A cookie is a small piece of data (text file) that a website – when visited by a user – asks your browser to store on your device in order to remember information about you, such as your language preference or login information. Those cookies are set by us and called first-party cookies. We also use third-party cookies – which are cookies from a domain different than the domain of the website you are visiting – for our advertising and marketing efforts. More specifically, we use cookies and other tracking technologies for the following purposes:

Strictly Necessary Cookies

We do not allow you to opt-out of our certain cookies, as they are necessary to ensure the proper functioning of our website (such as prompting our cookie banner and remembering your privacy choices) and/or to monitor site performance. These cookies are not used in a way that constitutes a “sale” of your data under the CCPA. You can set your browser to block or alert you about these cookies, but some parts of the site will not work as intended if you do so. You can usually find these settings in the Options or Preferences menu of your browser. Visit www.allaboutcookies.org to learn more.

Functional Cookies

We do not allow you to opt-out of our certain cookies, as they are necessary to ensure the proper functioning of our website (such as prompting our cookie banner and remembering your privacy choices) and/or to monitor site performance. These cookies are not used in a way that constitutes a “sale” of your data under the CCPA. You can set your browser to block or alert you about these cookies, but some parts of the site will not work as intended if you do so. You can usually find these settings in the Options or Preferences menu of your browser. Visit www.allaboutcookies.org to learn more.

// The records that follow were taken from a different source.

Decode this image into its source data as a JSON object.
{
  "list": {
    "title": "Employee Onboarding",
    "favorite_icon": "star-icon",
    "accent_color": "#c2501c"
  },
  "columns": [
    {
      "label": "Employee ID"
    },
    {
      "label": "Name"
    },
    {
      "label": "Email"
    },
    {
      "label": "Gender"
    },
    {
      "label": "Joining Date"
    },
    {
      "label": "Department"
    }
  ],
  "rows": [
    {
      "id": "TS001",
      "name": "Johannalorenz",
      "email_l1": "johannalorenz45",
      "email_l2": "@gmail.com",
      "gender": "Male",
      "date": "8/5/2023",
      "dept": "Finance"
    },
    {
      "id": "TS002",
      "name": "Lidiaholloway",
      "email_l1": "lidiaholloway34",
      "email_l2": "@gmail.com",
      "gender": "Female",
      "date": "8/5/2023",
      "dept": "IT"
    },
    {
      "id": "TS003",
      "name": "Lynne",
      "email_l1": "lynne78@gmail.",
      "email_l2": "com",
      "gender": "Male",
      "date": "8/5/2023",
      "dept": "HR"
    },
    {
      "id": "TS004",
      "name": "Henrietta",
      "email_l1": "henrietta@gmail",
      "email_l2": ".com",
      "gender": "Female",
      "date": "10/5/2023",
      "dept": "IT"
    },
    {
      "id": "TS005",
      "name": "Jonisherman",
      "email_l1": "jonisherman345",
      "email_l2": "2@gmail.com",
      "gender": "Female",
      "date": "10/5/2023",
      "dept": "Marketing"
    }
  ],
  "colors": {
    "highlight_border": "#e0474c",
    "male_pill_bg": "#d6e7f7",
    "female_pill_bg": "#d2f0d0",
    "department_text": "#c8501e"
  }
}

Performance Cookies

We do not allow you to opt-out of our certain cookies, as they are necessary to ensure the proper functioning of our website (such as prompting our cookie banner and remembering your privacy choices) and/or to monitor site performance. These cookies are not used in a way that constitutes a “sale” of your data under the CCPA. You can set your browser to block or alert you about these cookies, but some parts of the site will not work as intended if you do so. You can usually find these settings in the Options or Preferences menu of your browser. Visit www.allaboutcookies.org to learn more.

Sale of Personal Data

We also use cookies to personalize your experience on our websites, including by determining the most relevant content and advertisements to show you, and to monitor site traffic and performance, so that we may improve our websites and your experience. You may opt out of our use of such cookies (and the associated “sale” of your Personal Information) by using this toggle switch. You will still see some advertising, regardless of your selection. Because we do not track you across different devices, browsers and GEMG properties, your selection will take effect only on this browser, this device and this website.

Social Media Cookies

We also use cookies to personalize your experience on our websites, including by determining the most relevant content and advertisements to show you, and to monitor site traffic and performance, so that we may improve our websites and your experience. You may opt out of our use of such cookies (and the associated “sale” of your Personal Information) by using this toggle switch. You will still see some advertising, regardless of your selection. Because we do not track you across different devices, browsers and GEMG properties, your selection will take effect only on this browser, this device and this website.

Targeting Cookies

We also use cookies to personalize your experience on our websites, including by determining the most relevant content and advertisements to show you, and to monitor site traffic and performance, so that we may improve our websites and your experience. You may opt out of our use of such cookies (and the associated “sale” of your Personal Information) by using this toggle switch. You will still see some advertising, regardless of your selection. Because we do not track you across different devices, browsers and GEMG properties, your selection will take effect only on this browser, this device and this website.